The follow-up family call came last night so this morning I’m at Heathrow waiting for my flight to Huntsville, Alabama via Washington DC. (In case you ever wondered, there are no direct flights from London – or anywhere international – to Hunstville. I can travel to San Francisco in half the time, despite Huntsville being 1,100 miles nearer.)
One useful thing about not being able to have a job at the moment is that, when a family emergency occurs, I don’t have to ask anyone’s permission to take off at a moment’s notice – and I have no concerns about missed meetings, deadlines or budget targets.
My partner Peter dropped me off earlier in plenty of time so I’m twiddling my thumbs in the Departure Lounge, and pleased to discover that Heathrow now offers free (albeit limited) wifi airport-wide. You have access to 45 minutes straight off the bat or, if you hand over your email address and join the “Heathrow Rewards” programme, your free time is extended to 90 minutes.
Similar to store loyalty programmes, with Heathrow Rewards you can collect points – when you buy at one of the airport shops, use one of the currency exchange bureaux or book on Heathrow Express – which can then be exchanged for shopping vouchers. If you fly in and out of Heathrow regularly, it could save you a few pounds. But the free wifi is the real winner.
It’s a minor perk compared with the VIP treatment received in the private airline lounges – travelling with my friend James Seabright last year, I had my first experience of Virgin’s club lounge and could have easily missed our flight to receive more free massages and other luxuries – but it’s better than the airport wifi charges I’ve been stung with in journeys past.

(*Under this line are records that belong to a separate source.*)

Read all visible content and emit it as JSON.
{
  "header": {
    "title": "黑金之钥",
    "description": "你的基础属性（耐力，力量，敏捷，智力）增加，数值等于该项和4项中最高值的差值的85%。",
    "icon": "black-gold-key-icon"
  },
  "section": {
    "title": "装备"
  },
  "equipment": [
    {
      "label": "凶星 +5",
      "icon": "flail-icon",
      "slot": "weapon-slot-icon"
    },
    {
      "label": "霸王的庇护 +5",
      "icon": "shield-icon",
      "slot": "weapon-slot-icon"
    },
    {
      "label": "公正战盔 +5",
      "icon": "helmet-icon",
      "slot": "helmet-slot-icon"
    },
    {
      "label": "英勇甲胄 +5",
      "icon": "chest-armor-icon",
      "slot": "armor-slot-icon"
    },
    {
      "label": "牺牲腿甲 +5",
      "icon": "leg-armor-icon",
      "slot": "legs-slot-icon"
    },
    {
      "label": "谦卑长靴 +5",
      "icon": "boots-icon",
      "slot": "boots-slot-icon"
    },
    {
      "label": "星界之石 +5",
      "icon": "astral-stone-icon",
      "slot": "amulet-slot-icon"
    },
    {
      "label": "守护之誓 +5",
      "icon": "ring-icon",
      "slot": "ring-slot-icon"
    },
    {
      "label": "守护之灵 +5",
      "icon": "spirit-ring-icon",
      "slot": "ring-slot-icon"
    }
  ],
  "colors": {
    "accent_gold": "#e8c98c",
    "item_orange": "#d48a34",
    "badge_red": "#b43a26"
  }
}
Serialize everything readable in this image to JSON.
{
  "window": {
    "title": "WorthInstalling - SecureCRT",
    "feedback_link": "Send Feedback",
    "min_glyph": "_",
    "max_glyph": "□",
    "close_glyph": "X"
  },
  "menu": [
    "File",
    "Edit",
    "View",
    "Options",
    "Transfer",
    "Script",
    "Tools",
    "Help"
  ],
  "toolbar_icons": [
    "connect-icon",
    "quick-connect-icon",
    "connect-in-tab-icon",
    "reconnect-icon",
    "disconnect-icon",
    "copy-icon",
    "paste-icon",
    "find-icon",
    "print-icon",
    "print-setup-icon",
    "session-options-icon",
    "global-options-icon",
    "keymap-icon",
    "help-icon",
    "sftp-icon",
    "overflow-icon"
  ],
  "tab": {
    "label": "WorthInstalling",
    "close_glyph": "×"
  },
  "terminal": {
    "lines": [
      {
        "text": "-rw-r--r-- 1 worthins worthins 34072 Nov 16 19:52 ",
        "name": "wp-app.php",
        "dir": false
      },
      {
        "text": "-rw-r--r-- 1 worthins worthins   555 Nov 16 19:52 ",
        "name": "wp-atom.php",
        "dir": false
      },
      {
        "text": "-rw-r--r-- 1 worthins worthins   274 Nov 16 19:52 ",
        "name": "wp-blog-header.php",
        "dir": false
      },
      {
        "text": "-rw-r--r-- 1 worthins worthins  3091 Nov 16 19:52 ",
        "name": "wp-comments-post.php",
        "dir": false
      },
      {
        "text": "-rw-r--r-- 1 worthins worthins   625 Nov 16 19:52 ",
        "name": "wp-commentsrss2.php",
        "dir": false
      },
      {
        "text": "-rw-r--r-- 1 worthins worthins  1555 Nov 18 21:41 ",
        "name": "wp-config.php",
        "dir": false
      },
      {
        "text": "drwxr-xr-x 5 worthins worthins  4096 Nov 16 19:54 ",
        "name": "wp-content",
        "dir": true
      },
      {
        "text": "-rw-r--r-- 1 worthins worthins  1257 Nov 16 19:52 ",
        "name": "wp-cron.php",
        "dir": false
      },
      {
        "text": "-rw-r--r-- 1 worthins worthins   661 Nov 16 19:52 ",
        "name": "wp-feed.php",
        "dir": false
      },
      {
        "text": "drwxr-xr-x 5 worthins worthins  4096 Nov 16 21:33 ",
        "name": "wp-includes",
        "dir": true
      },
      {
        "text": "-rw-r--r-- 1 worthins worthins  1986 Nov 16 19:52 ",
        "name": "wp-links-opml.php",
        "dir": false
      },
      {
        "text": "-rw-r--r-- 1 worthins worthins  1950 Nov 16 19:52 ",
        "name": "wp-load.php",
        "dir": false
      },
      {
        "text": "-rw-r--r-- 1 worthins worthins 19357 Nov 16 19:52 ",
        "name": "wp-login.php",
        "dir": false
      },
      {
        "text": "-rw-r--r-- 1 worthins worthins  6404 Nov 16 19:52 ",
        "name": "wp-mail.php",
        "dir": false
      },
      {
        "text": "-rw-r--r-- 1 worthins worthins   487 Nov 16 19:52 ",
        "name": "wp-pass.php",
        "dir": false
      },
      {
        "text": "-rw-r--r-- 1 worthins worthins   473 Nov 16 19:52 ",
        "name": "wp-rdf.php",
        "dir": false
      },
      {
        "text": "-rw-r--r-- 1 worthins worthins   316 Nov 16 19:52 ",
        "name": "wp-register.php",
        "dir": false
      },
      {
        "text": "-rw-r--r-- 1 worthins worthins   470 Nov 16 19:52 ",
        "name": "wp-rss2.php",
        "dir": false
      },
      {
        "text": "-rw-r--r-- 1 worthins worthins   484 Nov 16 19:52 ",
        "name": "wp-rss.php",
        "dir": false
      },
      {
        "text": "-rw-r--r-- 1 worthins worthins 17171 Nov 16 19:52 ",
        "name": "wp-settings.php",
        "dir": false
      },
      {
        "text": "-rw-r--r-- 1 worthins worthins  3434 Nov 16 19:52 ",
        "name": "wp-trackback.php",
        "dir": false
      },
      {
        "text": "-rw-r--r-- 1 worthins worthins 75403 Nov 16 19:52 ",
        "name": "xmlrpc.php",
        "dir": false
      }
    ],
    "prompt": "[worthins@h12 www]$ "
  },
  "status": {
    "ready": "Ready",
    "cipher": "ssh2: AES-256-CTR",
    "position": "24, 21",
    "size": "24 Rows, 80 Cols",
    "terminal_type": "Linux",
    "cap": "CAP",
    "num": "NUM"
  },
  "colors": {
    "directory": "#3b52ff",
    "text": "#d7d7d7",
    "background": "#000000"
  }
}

While twiddling my thumbs pre-flight, I also raided the shelves at W H Smith of two tomes in Pearson’s “Brilliant” business book series – on the fine arts of social media and selling – which I look forward to thumbing through on the plane. I appreciate being able to get online for a last email check before boarding, but I sincerely hope that wifi is never free on airplanes themselves. It’s one of the few enforced off-the-grid opportunities still available in the modern world and I relish it.